“He just can’t resist surfboards,” said Tim, mildly irritated that the gorgeous woman had paddled off, but still pleased to see Molly and her daft dog.
Molly wrinkled her brow. “What surfboard?” she asked.
“That woman on a surfboard. She was here when Bunce came to show off his moustache.” Tim pointed out at the sea. And then blinked because neither the woman nor the surfboard was visible. “Hello. Where has she gone?”
Molly looked at the sea. Dug into the magazine pocket of her camo trousers, and came out with a book and a small pair of binoculars. She stared at the water, searching. “There’s a seal. Did you think that was a surfboard? Maybe Bunce thought the seal was another dog. He’s not very fond of other dogs.”
Before Tim could tell her that he wasn’t blind, didn’t need glasses and did know the difference between a woman and a seal, the Irish wolfhound curved his back.

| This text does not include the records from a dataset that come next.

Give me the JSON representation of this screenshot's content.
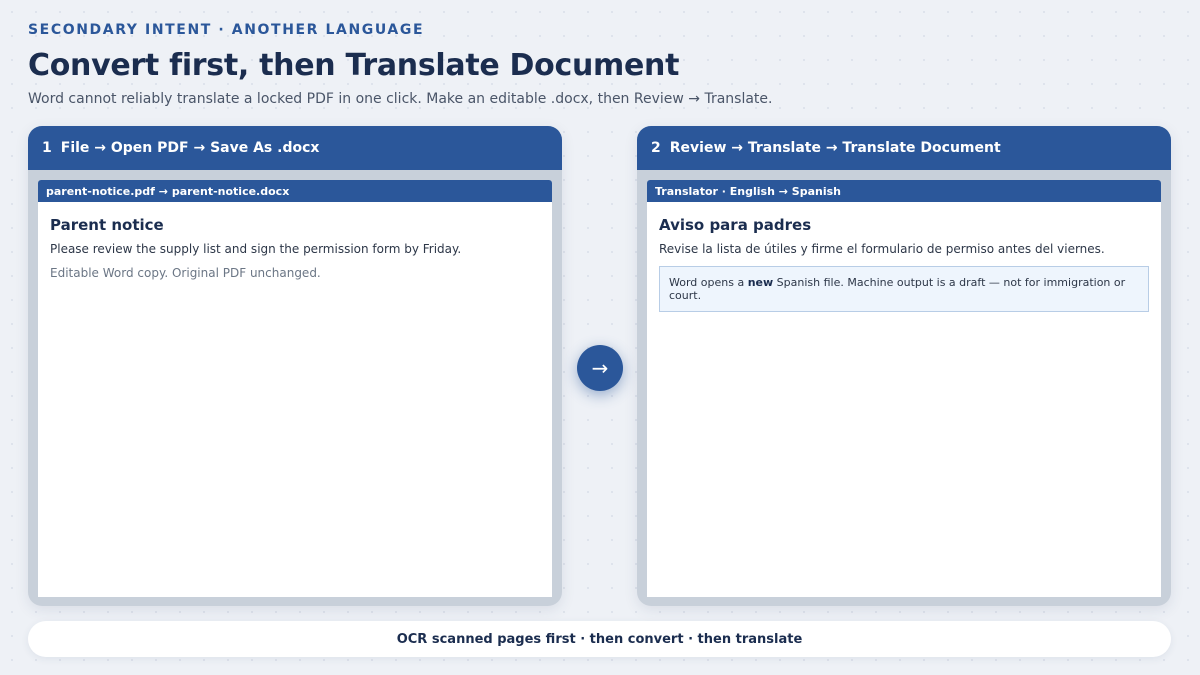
{
  "header": {
    "eyebrow": "SECONDARY INTENT · ANOTHER LANGUAGE",
    "title": "Convert first, then Translate Document",
    "subtitle": "Word cannot reliably translate a locked PDF in one click. Make an editable .docx, then Review → Translate."
  },
  "step1": {
    "number": "1",
    "label": "File → Open PDF → Save As .docx",
    "doc_bar": "parent-notice.pdf → parent-notice.docx",
    "heading": "Parent notice",
    "text": "Please review the supply list and sign the permission form by Friday.",
    "note": "Editable Word copy. Original PDF unchanged."
  },
  "step2": {
    "number": "2",
    "label": "Review → Translate → Translate Document",
    "doc_bar": "Translator · English → Spanish",
    "heading": "Aviso para padres",
    "text": "Revise la lista de útiles y firme el formulario de permiso antes del viernes.",
    "callout_pre": "Word opens a ",
    "callout_bold": "new",
    "callout_post": " Spanish file. Machine output is a draft — not for immigration or court."
  },
  "arrow": {
    "glyph": "→",
    "icon": "arrow-right-icon"
  },
  "footer": {
    "text": "OCR scanned pages first · then convert · then translate"
  },
  "colors": {
    "accent": "#2b579a",
    "title": "#1b2d4f",
    "panel_bg": "#c8d0da",
    "page_bg": "#eef1f6"
  }
}
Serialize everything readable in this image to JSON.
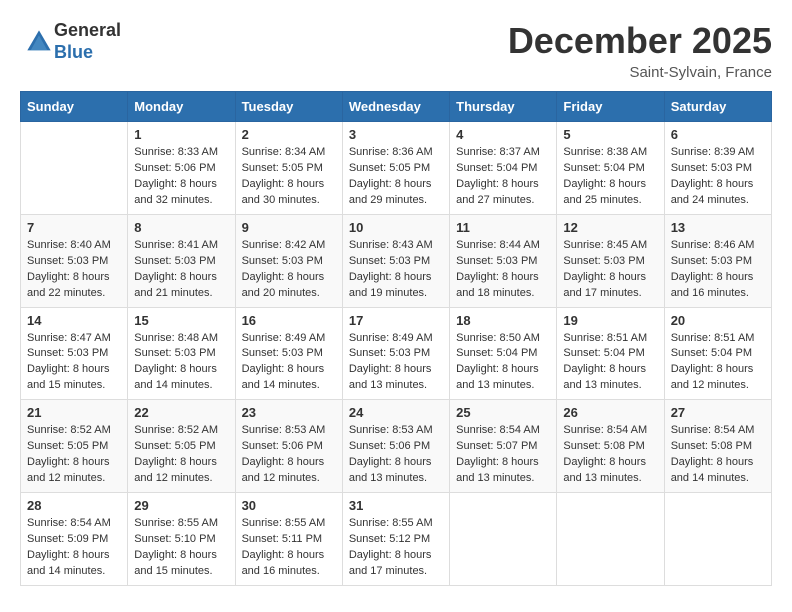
{
  "logo": {
    "general": "General",
    "blue": "Blue"
  },
  "title": "December 2025",
  "location": "Saint-Sylvain, France",
  "days_of_week": [
    "Sunday",
    "Monday",
    "Tuesday",
    "Wednesday",
    "Thursday",
    "Friday",
    "Saturday"
  ],
  "weeks": [
    [
      {
        "day": "",
        "sunrise": "",
        "sunset": "",
        "daylight": ""
      },
      {
        "day": "1",
        "sunrise": "Sunrise: 8:33 AM",
        "sunset": "Sunset: 5:06 PM",
        "daylight": "Daylight: 8 hours and 32 minutes."
      },
      {
        "day": "2",
        "sunrise": "Sunrise: 8:34 AM",
        "sunset": "Sunset: 5:05 PM",
        "daylight": "Daylight: 8 hours and 30 minutes."
      },
      {
        "day": "3",
        "sunrise": "Sunrise: 8:36 AM",
        "sunset": "Sunset: 5:05 PM",
        "daylight": "Daylight: 8 hours and 29 minutes."
      },
      {
        "day": "4",
        "sunrise": "Sunrise: 8:37 AM",
        "sunset": "Sunset: 5:04 PM",
        "daylight": "Daylight: 8 hours and 27 minutes."
      },
      {
        "day": "5",
        "sunrise": "Sunrise: 8:38 AM",
        "sunset": "Sunset: 5:04 PM",
        "daylight": "Daylight: 8 hours and 25 minutes."
      },
      {
        "day": "6",
        "sunrise": "Sunrise: 8:39 AM",
        "sunset": "Sunset: 5:03 PM",
        "daylight": "Daylight: 8 hours and 24 minutes."
      }
    ],
    [
      {
        "day": "7",
        "sunrise": "Sunrise: 8:40 AM",
        "sunset": "Sunset: 5:03 PM",
        "daylight": "Daylight: 8 hours and 22 minutes."
      },
      {
        "day": "8",
        "sunrise": "Sunrise: 8:41 AM",
        "sunset": "Sunset: 5:03 PM",
        "daylight": "Daylight: 8 hours and 21 minutes."
      },
      {
        "day": "9",
        "sunrise": "Sunrise: 8:42 AM",
        "sunset": "Sunset: 5:03 PM",
        "daylight": "Daylight: 8 hours and 20 minutes."
      },
      {
        "day": "10",
        "sunrise": "Sunrise: 8:43 AM",
        "sunset": "Sunset: 5:03 PM",
        "daylight": "Daylight: 8 hours and 19 minutes."
      },
      {
        "day": "11",
        "sunrise": "Sunrise: 8:44 AM",
        "sunset": "Sunset: 5:03 PM",
        "daylight": "Daylight: 8 hours and 18 minutes."
      },
      {
        "day": "12",
        "sunrise": "Sunrise: 8:45 AM",
        "sunset": "Sunset: 5:03 PM",
        "daylight": "Daylight: 8 hours and 17 minutes."
      },
      {
        "day": "13",
        "sunrise": "Sunrise: 8:46 AM",
        "sunset": "Sunset: 5:03 PM",
        "daylight": "Daylight: 8 hours and 16 minutes."
      }
    ],
    [
      {
        "day": "14",
        "sunrise": "Sunrise: 8:47 AM",
        "sunset": "Sunset: 5:03 PM",
        "daylight": "Daylight: 8 hours and 15 minutes."
      },
      {
        "day": "15",
        "sunrise": "Sunrise: 8:48 AM",
        "sunset": "Sunset: 5:03 PM",
        "daylight": "Daylight: 8 hours and 14 minutes."
      },
      {
        "day": "16",
        "sunrise": "Sunrise: 8:49 AM",
        "sunset": "Sunset: 5:03 PM",
        "daylight": "Daylight: 8 hours and 14 minutes."
      },
      {
        "day": "17",
        "sunrise": "Sunrise: 8:49 AM",
        "sunset": "Sunset: 5:03 PM",
        "daylight": "Daylight: 8 hours and 13 minutes."
      },
      {
        "day": "18",
        "sunrise": "Sunrise: 8:50 AM",
        "sunset": "Sunset: 5:04 PM",
        "daylight": "Daylight: 8 hours and 13 minutes."
      },
      {
        "day": "19",
        "sunrise": "Sunrise: 8:51 AM",
        "sunset": "Sunset: 5:04 PM",
        "daylight": "Daylight: 8 hours and 13 minutes."
      },
      {
        "day": "20",
        "sunrise": "Sunrise: 8:51 AM",
        "sunset": "Sunset: 5:04 PM",
        "daylight": "Daylight: 8 hours and 12 minutes."
      }
    ],
    [
      {
        "day": "21",
        "sunrise": "Sunrise: 8:52 AM",
        "sunset": "Sunset: 5:05 PM",
        "daylight": "Daylight: 8 hours and 12 minutes."
      },
      {
        "day": "22",
        "sunrise": "Sunrise: 8:52 AM",
        "sunset": "Sunset: 5:05 PM",
        "daylight": "Daylight: 8 hours and 12 minutes."
      },
      {
        "day": "23",
        "sunrise": "Sunrise: 8:53 AM",
        "sunset": "Sunset: 5:06 PM",
        "daylight": "Daylight: 8 hours and 12 minutes."
      },
      {
        "day": "24",
        "sunrise": "Sunrise: 8:53 AM",
        "sunset": "Sunset: 5:06 PM",
        "daylight": "Daylight: 8 hours and 13 minutes."
      },
      {
        "day": "25",
        "sunrise": "Sunrise: 8:54 AM",
        "sunset": "Sunset: 5:07 PM",
        "daylight": "Daylight: 8 hours and 13 minutes."
      },
      {
        "day": "26",
        "sunrise": "Sunrise: 8:54 AM",
        "sunset": "Sunset: 5:08 PM",
        "daylight": "Daylight: 8 hours and 13 minutes."
      },
      {
        "day": "27",
        "sunrise": "Sunrise: 8:54 AM",
        "sunset": "Sunset: 5:08 PM",
        "daylight": "Daylight: 8 hours and 14 minutes."
      }
    ],
    [
      {
        "day": "28",
        "sunrise": "Sunrise: 8:54 AM",
        "sunset": "Sunset: 5:09 PM",
        "daylight": "Daylight: 8 hours and 14 minutes."
      },
      {
        "day": "29",
        "sunrise": "Sunrise: 8:55 AM",
        "sunset": "Sunset: 5:10 PM",
        "daylight": "Daylight: 8 hours and 15 minutes."
      },
      {
        "day": "30",
        "sunrise": "Sunrise: 8:55 AM",
        "sunset": "Sunset: 5:11 PM",
        "daylight": "Daylight: 8 hours and 16 minutes."
      },
      {
        "day": "31",
        "sunrise": "Sunrise: 8:55 AM",
        "sunset": "Sunset: 5:12 PM",
        "daylight": "Daylight: 8 hours and 17 minutes."
      },
      {
        "day": "",
        "sunrise": "",
        "sunset": "",
        "daylight": ""
      },
      {
        "day": "",
        "sunrise": "",
        "sunset": "",
        "daylight": ""
      },
      {
        "day": "",
        "sunrise": "",
        "sunset": "",
        "daylight": ""
      }
    ]
  ]
}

Molly let go of his collar and backed off, but not quite fast enough, as he shook himself, sending what seemed like half the ocean spraying over the two of them. “Oh, Bunce! If you’ve damaged the binocs I’ll kill you, and Dad’ll kill me!” shrieked Molly.
By the time the binoculars had been carefully dried of the few droplets, inspected and the end result greeted with some relief, with an apologetic dog trying to lick them, the surfer had been momentarily forgotten. The two of them were talking with the ease that bus journeys together had brought, about how the holidays had been so far, and that had led into books, and the folly of parents, or in Tim’s case, a grandparent. “She says I am to take this old knife with me everywhere. And not talk to strange women.”
Molly stuck her tongue out at him. “I’m not that strange.”